Antigua, the capital of the Captaincy-General of Guatemala, was founded in the early 16th century. Built 1,500 m above sea-level, in an earthquake-prone region, it was largely destroyed by an earthquake in 1773 but its principal monuments are still preserved as ruins. In the space of under three centuries the city, which was built on a grid pattern inspired by the Italian Renaissance, acquired a number of superb monuments.
Travel from Feb 07 to Mar 04
Thanks Alejandra !
No.21 ( My Unesco World Heritage Site)
Le Morne Cultural Landscape
Le Morne Cultural Landscape, a rugged mountain that juts into the Indian Ocean in the southwest of Mauritius was used as a shelter by runaway slaves, maroons, through the 18th and early years of the 19th centuries. Protected by the mountain’s isolated, wooded and almost inaccessible cliffs, the escaped slaves formed small settlements in the caves and on the summit of Le Morne. The oral traditions associated with the maroons, have made Le Morne a symbol of the slaves’ fight for freedom, their suffering, and their sacrifice, all of which have relevance to the countries from which the slaves came – the African mainland, Madagascar, India, and South-east Asia.

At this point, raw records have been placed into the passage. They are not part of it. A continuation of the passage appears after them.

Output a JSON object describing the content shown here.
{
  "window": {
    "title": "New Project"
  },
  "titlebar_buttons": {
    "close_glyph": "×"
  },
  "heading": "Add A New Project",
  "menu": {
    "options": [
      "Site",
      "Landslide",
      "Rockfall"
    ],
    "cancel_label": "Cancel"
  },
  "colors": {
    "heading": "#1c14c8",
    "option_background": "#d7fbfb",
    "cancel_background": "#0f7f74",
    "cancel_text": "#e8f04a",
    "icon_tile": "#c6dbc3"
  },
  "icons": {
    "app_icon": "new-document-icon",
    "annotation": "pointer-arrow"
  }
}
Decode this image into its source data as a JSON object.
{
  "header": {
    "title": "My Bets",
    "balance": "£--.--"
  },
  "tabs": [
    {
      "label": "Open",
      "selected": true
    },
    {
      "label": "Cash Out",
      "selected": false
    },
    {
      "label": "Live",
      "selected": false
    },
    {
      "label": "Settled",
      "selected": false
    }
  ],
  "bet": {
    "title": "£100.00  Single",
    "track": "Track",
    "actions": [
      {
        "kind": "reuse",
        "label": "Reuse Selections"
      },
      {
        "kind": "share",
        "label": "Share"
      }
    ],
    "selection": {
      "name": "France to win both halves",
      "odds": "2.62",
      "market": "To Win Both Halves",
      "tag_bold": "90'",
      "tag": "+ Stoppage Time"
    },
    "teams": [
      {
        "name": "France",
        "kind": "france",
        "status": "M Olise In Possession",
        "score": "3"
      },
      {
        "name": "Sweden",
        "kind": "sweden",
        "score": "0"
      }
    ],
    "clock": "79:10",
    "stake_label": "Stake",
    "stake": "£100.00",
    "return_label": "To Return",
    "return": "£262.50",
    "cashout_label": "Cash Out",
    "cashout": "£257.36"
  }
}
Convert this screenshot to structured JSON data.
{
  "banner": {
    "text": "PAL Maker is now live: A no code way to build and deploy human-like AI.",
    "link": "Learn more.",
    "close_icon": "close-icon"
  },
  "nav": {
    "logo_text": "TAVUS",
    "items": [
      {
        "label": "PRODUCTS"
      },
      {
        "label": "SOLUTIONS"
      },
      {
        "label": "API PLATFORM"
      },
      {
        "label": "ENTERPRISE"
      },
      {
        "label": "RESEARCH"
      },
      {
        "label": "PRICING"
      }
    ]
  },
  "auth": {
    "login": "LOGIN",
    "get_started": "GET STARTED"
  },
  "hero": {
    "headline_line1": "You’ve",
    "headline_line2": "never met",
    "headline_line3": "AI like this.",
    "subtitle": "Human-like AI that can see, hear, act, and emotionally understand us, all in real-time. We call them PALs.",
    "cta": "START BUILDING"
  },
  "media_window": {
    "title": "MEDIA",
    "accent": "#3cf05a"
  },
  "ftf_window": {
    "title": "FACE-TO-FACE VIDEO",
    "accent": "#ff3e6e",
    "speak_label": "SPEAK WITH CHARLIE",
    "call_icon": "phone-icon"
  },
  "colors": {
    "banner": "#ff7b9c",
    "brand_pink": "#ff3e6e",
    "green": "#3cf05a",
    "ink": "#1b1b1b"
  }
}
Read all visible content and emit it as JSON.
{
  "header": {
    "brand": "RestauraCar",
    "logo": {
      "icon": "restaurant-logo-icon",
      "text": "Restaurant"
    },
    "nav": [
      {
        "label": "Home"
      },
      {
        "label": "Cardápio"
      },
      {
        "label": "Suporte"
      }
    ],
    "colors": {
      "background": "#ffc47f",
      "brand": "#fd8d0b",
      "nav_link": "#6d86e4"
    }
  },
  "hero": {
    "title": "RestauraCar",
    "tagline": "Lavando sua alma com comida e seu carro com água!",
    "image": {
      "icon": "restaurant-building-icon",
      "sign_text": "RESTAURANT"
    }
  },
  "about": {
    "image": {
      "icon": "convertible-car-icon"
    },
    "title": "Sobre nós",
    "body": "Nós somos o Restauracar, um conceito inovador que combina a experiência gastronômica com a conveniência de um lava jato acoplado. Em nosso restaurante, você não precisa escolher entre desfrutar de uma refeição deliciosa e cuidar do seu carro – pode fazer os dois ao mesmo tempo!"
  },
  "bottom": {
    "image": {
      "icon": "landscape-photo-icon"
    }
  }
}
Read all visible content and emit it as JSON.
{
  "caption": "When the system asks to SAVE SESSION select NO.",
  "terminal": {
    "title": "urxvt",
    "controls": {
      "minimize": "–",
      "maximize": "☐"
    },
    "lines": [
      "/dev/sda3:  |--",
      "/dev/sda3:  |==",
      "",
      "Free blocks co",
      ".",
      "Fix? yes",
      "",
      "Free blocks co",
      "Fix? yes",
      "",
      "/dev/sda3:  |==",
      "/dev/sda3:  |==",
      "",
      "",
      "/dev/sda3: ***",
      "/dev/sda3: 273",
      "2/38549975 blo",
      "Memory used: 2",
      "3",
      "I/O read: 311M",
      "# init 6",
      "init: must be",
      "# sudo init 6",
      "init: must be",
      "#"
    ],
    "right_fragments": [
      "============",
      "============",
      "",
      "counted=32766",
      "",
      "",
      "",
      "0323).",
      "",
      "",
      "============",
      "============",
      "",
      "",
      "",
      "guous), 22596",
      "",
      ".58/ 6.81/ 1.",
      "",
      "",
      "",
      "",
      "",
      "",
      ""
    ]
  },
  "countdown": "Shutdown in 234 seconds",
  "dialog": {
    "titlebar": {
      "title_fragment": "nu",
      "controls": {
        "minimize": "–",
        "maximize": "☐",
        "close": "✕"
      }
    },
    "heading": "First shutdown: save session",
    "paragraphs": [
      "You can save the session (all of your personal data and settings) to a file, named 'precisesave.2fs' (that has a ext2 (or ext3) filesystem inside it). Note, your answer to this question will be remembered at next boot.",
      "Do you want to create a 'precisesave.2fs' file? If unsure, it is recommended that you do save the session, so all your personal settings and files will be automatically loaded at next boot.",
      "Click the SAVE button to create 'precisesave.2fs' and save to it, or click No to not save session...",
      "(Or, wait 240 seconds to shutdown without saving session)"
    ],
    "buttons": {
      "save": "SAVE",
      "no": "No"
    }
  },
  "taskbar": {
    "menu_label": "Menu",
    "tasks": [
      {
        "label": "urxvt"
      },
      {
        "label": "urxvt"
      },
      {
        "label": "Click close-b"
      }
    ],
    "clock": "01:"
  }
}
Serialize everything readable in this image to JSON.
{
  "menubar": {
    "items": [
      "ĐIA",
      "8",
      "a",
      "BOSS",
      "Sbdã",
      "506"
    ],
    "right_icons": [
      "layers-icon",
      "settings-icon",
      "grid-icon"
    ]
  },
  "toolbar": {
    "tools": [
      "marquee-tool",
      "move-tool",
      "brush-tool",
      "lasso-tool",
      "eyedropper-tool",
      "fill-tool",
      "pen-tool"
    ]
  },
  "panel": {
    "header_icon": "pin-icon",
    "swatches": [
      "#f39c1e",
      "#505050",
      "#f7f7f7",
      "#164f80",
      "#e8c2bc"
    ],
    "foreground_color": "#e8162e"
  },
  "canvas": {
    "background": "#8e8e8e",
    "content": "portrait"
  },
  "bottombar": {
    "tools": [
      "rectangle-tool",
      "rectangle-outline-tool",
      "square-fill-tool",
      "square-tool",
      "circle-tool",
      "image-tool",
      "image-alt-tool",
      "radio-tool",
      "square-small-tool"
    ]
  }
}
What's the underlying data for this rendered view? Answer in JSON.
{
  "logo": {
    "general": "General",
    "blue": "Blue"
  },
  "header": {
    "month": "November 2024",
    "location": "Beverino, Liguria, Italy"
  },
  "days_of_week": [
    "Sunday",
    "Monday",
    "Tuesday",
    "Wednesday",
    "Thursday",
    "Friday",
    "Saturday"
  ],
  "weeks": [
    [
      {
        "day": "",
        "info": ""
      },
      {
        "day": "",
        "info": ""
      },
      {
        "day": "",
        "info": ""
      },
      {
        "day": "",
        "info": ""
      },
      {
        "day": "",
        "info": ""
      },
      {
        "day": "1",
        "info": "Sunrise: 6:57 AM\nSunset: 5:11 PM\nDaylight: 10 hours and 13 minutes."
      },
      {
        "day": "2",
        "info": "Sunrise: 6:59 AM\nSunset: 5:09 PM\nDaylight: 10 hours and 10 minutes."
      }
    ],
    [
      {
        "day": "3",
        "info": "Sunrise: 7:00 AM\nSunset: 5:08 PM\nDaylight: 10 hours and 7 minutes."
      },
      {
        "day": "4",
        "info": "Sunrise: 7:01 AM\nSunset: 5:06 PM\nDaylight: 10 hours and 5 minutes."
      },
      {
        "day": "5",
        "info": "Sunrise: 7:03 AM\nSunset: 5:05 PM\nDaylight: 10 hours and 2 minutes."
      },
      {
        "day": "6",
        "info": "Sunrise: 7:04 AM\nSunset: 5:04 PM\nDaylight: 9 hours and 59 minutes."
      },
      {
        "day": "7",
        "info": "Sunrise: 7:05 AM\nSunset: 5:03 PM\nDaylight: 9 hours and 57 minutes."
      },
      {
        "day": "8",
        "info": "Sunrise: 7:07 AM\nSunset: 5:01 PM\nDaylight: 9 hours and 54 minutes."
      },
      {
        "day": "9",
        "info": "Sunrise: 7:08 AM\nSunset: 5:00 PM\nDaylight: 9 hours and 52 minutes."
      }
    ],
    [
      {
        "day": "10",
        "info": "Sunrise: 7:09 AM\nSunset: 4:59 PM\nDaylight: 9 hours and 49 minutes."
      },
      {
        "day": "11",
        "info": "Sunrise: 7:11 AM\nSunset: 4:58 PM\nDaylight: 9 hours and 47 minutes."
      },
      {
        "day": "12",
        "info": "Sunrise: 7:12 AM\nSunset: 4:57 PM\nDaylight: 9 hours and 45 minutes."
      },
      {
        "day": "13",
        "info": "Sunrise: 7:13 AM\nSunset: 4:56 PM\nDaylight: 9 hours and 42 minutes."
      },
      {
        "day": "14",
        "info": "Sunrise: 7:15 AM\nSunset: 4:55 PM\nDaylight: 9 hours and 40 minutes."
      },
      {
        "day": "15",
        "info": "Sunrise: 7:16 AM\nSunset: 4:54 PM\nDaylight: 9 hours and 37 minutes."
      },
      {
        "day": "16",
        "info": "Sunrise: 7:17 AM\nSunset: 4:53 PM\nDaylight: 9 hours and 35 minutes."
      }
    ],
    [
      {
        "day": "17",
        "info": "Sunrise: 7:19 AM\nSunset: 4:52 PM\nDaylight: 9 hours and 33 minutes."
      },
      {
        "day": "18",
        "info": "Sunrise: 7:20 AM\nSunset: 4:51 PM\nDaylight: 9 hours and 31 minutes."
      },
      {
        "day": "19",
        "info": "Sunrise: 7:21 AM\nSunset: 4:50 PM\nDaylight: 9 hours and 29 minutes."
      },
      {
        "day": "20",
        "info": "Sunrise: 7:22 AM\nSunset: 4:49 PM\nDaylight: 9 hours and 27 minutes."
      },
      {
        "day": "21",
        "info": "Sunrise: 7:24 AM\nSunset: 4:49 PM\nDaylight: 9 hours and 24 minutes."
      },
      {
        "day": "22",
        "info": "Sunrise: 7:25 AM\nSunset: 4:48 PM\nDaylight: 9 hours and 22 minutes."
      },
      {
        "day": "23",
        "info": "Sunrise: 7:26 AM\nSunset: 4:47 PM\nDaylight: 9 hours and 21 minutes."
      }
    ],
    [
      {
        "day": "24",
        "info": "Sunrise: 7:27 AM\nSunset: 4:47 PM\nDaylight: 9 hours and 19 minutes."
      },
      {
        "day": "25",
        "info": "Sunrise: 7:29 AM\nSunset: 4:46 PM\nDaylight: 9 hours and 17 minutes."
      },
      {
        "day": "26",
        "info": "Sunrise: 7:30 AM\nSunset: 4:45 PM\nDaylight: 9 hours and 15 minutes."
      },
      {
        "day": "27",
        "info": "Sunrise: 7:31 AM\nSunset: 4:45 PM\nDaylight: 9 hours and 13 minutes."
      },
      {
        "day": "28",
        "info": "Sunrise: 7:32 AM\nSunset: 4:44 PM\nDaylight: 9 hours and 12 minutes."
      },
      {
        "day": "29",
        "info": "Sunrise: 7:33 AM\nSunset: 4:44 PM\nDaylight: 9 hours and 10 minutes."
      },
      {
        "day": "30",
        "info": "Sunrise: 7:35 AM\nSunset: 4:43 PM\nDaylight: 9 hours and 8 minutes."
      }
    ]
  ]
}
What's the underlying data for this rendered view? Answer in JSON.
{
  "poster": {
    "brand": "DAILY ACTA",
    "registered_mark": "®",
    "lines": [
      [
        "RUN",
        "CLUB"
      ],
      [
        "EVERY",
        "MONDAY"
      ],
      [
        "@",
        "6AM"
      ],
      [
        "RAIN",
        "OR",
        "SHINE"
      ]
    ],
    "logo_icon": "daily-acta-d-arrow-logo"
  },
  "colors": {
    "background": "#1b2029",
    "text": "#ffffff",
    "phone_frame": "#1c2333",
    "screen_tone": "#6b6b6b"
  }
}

Indeed, Mauritius, an important stopover in the eastern slave trade, also came to be known as the “Maroon republic” because of the large number of escaped slaves who lived on Le Morne Mountain.
Travel from Feb 24 to Mar 3
Thanks Samuel !
No.20 ( My Unesco World Heritage Site)